- _TO DO_
Wherever "color" appears in the records below, copy the line that holds it.
BEGIN EXERCISE MATERIALS
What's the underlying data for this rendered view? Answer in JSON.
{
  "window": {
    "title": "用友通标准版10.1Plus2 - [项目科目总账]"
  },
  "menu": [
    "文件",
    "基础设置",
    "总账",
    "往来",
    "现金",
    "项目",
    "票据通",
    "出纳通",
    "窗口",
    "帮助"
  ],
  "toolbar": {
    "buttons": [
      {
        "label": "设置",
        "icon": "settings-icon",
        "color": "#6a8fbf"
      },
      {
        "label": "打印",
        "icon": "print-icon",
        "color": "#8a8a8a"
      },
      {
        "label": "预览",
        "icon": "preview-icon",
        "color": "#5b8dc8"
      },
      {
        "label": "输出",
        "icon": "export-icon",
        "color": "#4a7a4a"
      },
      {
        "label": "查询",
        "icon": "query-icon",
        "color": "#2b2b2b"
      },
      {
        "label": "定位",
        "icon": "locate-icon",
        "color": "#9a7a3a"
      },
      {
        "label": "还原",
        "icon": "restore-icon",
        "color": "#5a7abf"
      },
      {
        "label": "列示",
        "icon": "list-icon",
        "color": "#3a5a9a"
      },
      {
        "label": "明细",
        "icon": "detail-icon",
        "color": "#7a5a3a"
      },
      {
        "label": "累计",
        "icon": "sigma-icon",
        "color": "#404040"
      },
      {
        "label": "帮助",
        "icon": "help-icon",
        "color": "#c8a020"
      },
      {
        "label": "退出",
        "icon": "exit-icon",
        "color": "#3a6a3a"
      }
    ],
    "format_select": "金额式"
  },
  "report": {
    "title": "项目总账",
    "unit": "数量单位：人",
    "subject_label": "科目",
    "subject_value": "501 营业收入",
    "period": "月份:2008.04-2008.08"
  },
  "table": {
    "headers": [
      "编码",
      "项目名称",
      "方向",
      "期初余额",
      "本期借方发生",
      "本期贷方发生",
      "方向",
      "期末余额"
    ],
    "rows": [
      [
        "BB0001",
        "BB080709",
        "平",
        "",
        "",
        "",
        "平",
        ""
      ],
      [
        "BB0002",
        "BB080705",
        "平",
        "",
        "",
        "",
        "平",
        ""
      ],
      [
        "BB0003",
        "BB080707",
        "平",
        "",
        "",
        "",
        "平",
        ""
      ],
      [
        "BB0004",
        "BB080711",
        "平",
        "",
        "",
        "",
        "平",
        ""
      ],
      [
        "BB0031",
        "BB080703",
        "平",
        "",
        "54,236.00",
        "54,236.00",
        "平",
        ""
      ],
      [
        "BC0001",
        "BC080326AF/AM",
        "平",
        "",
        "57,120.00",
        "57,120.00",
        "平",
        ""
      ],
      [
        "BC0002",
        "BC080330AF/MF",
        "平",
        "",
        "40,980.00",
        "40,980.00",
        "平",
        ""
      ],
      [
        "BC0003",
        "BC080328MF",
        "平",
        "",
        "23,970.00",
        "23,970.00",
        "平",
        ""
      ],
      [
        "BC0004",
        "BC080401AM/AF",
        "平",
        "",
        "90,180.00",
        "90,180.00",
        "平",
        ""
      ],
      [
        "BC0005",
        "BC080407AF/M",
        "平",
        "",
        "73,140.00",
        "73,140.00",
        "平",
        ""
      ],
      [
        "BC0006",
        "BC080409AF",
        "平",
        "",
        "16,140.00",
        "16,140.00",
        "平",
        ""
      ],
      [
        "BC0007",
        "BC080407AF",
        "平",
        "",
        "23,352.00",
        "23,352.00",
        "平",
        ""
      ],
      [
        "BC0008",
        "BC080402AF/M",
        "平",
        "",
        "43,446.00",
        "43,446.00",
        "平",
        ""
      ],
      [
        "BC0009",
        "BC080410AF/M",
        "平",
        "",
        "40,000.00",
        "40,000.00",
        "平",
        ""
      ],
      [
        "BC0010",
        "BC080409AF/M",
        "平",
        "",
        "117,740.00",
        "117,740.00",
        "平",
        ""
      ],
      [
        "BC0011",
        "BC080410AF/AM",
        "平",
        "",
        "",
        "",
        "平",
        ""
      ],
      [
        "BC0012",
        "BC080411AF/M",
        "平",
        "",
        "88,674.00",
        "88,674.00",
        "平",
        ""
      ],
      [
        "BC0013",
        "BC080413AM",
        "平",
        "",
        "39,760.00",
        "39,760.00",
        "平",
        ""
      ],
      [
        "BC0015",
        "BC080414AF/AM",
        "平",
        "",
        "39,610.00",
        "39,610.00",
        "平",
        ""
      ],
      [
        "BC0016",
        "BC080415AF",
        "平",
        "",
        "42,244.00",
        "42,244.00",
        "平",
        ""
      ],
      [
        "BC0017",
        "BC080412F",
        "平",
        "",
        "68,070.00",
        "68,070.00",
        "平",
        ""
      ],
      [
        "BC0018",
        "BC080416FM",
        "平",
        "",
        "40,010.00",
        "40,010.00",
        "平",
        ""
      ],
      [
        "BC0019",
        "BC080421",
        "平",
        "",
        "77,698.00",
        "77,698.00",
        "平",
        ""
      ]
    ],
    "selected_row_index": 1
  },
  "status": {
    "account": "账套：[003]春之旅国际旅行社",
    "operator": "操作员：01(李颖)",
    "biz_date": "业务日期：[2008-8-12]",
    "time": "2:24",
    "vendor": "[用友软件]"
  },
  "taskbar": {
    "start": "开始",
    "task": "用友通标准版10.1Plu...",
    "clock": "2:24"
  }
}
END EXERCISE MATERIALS
- _EXERCISE RESULT_
        "color": "#6a8fbf"
        "color": "#8a8a8a"
        "color": "#5b8dc8"
        "color": "#4a7a4a"
        "color": "#2b2b2b"
        "color": "#9a7a3a"
        "color": "#5a7abf"
        "color": "#3a5a9a"
        "color": "#7a5a3a"
        "color": "#404040"
        "color": "#c8a020"
        "color": "#3a6a3a"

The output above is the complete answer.